[Start of Attachment]

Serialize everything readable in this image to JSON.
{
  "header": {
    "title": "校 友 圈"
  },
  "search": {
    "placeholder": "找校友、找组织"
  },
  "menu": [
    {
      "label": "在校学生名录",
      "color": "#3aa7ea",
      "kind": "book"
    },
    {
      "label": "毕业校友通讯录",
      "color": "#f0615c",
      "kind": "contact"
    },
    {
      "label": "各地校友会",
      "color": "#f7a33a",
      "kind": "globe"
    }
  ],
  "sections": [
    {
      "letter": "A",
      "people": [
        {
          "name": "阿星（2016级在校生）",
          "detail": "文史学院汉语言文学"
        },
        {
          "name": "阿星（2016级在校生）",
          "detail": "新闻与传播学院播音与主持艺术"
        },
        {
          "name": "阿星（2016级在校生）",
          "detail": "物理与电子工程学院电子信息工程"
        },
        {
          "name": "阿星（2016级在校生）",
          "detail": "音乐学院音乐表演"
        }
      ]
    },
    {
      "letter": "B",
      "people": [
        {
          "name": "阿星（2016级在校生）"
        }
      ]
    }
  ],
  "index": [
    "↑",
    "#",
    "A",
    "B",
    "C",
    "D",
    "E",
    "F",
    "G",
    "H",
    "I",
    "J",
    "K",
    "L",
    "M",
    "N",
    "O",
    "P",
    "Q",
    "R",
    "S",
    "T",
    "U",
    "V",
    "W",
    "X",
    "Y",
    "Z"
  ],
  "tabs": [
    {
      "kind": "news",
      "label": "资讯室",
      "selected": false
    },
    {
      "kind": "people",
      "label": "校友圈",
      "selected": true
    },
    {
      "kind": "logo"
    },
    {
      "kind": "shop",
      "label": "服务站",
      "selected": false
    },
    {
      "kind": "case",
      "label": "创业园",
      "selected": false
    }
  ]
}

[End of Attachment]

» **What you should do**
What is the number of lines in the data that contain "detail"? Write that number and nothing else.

» **Task answer**
4